Copy every line in the records below that contains the word "post".

- SOURCE MATERIAL
"""

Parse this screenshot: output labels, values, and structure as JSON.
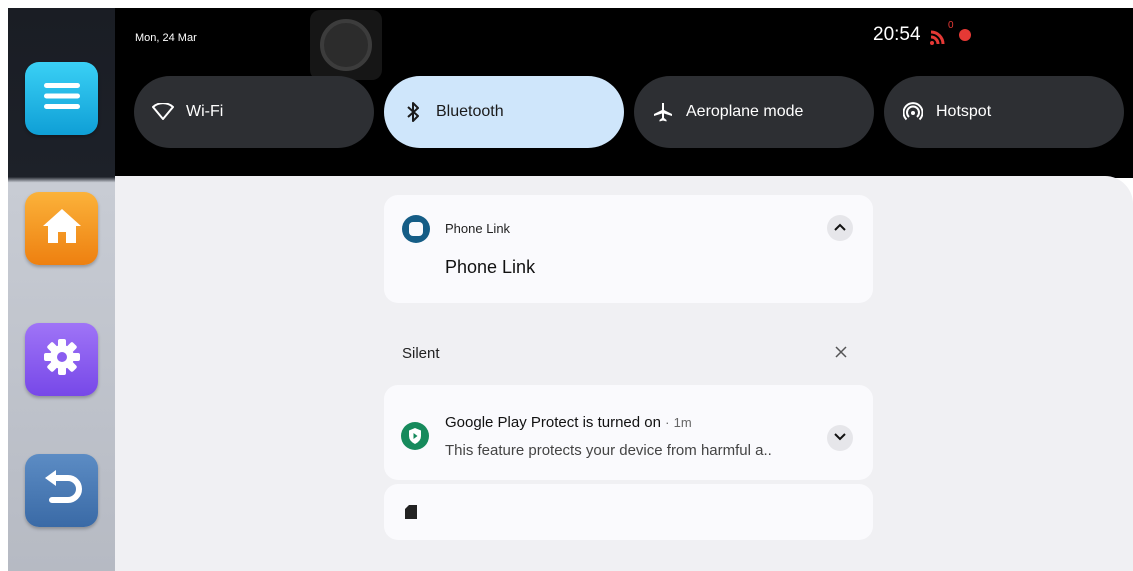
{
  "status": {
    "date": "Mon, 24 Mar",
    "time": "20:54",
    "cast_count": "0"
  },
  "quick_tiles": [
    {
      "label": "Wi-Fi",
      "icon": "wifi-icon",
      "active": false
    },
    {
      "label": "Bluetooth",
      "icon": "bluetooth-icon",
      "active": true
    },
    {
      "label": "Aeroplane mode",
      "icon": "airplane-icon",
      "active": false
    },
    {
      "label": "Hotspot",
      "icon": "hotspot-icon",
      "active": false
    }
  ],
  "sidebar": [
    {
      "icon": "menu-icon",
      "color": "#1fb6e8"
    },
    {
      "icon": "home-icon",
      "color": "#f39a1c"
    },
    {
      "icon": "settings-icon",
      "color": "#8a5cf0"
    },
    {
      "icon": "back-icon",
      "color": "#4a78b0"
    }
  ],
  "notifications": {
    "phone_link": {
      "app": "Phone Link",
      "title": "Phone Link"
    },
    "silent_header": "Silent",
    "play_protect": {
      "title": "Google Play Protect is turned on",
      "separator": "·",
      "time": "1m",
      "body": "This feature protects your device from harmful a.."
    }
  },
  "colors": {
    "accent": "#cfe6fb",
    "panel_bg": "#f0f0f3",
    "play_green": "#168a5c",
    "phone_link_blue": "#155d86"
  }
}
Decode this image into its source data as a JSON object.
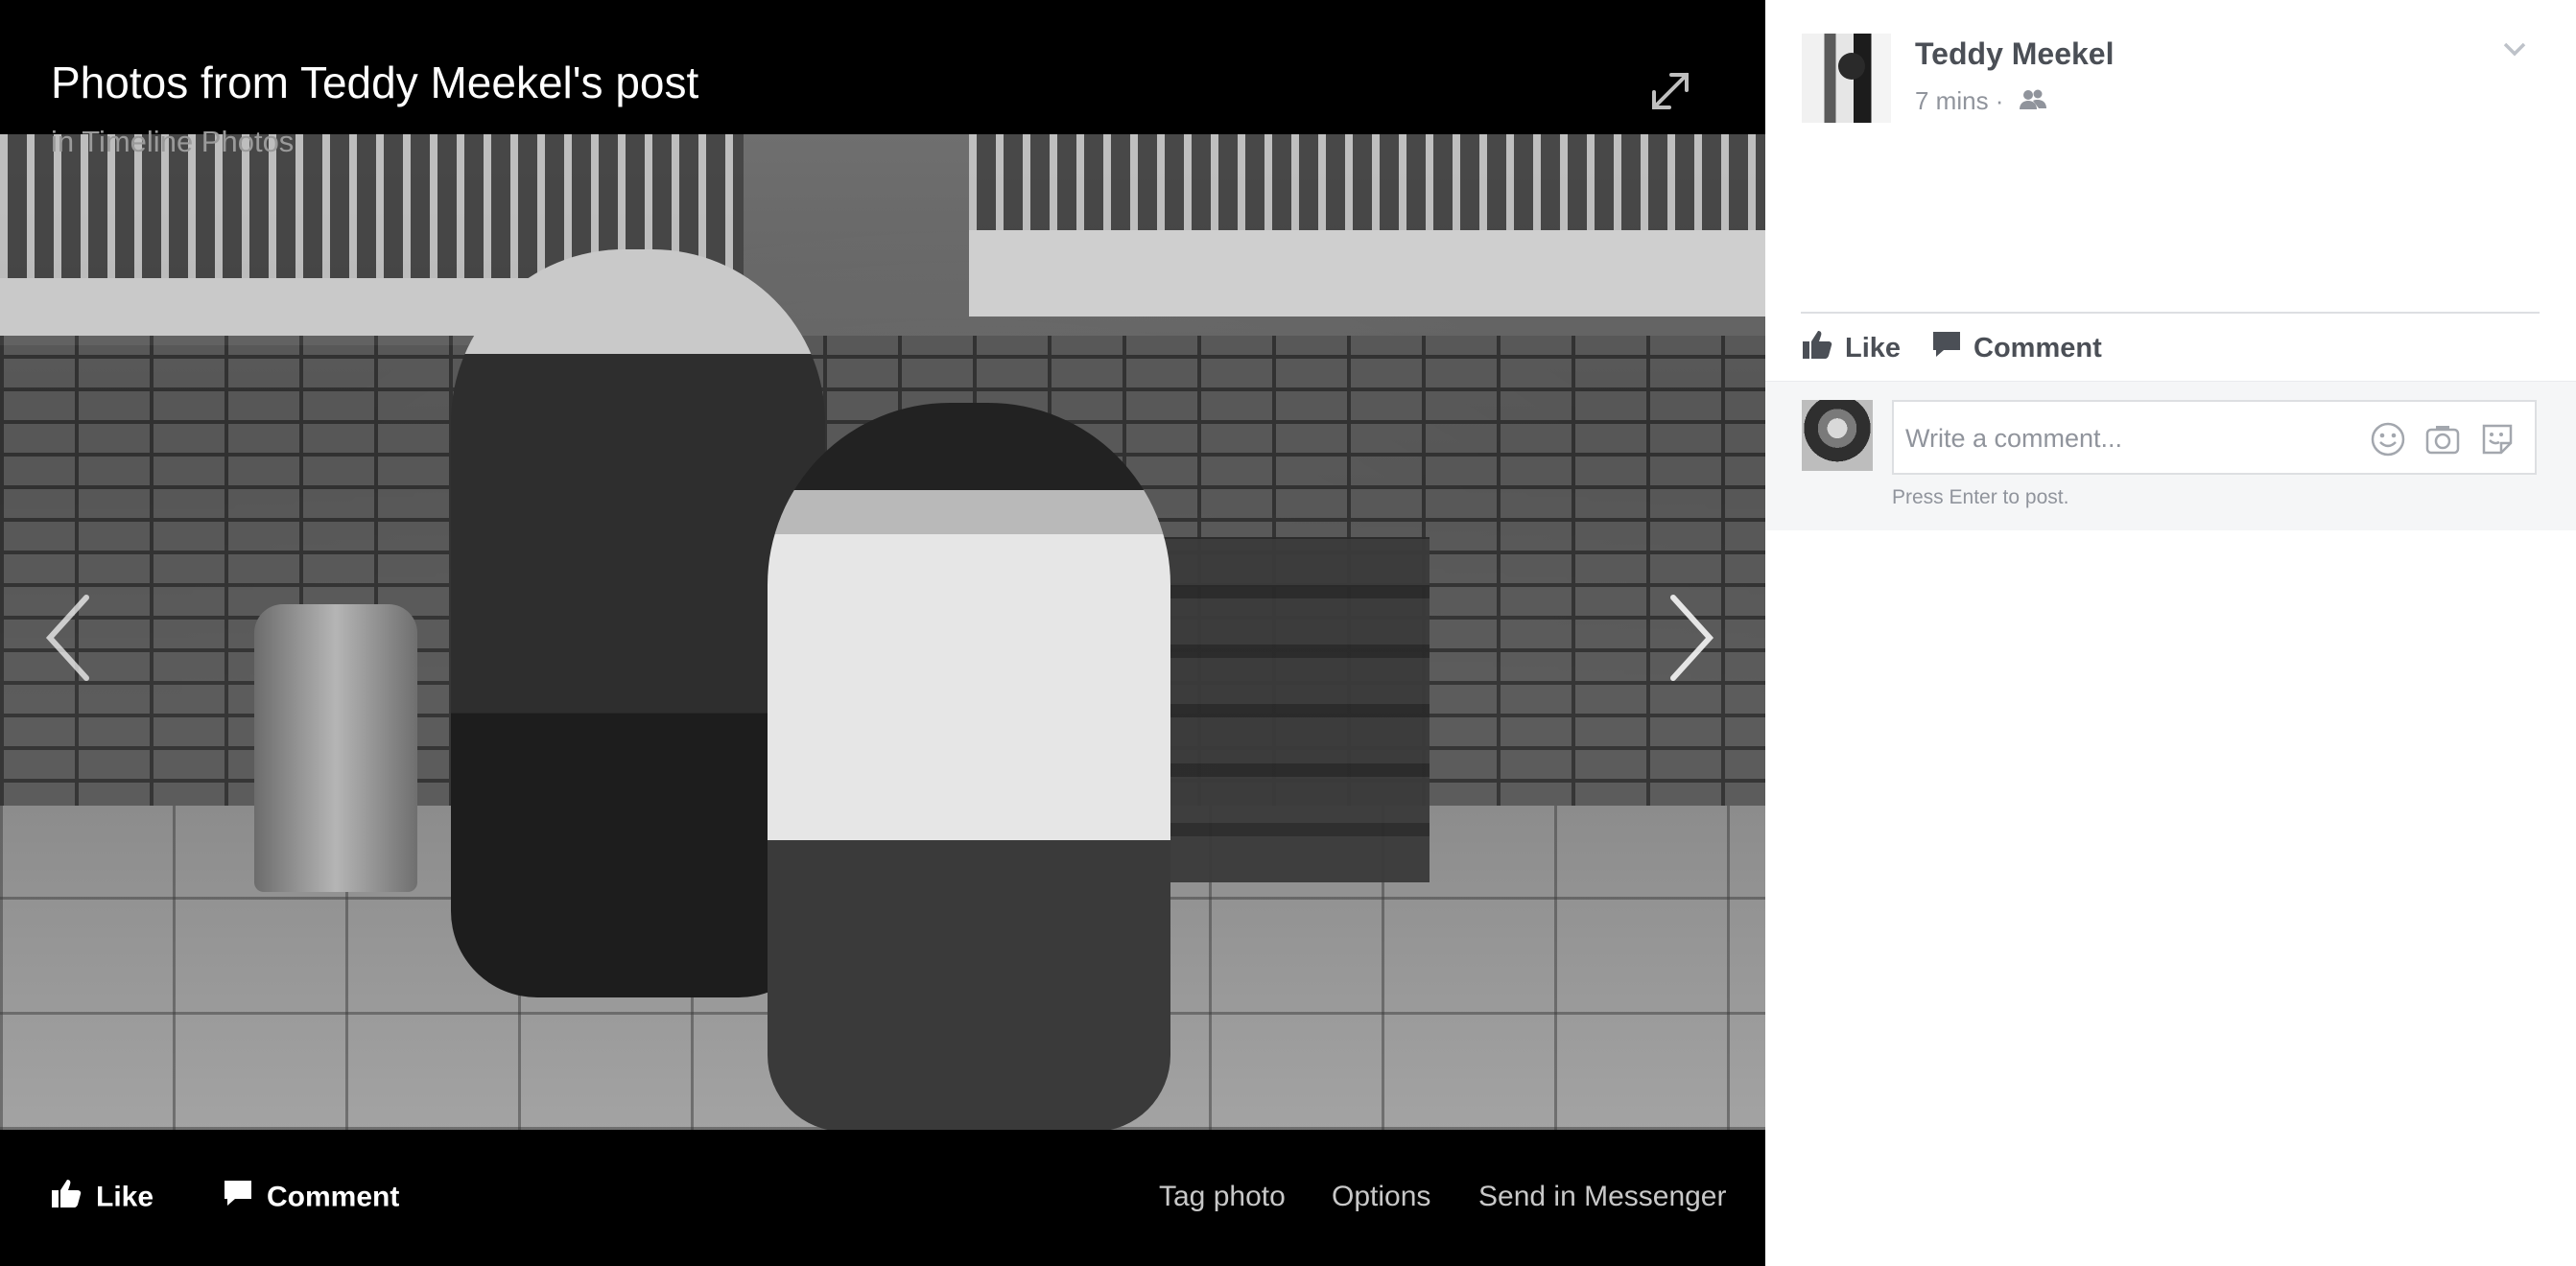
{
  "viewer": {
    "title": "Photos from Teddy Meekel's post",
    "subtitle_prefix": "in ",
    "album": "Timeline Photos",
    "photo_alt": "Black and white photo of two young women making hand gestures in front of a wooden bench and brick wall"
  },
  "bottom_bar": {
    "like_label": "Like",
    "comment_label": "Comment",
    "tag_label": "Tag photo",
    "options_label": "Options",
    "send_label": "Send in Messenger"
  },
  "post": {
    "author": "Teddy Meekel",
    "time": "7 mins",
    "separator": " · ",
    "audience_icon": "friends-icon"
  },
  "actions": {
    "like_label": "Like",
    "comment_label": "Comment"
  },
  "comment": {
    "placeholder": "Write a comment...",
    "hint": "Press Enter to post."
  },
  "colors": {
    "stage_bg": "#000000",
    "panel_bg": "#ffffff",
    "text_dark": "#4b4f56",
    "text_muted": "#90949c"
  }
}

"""

- PROBLEM SOLUTION
    "title": "Photos from Teddy Meekel's post",
  "post": {
    "hint": "Press Enter to post."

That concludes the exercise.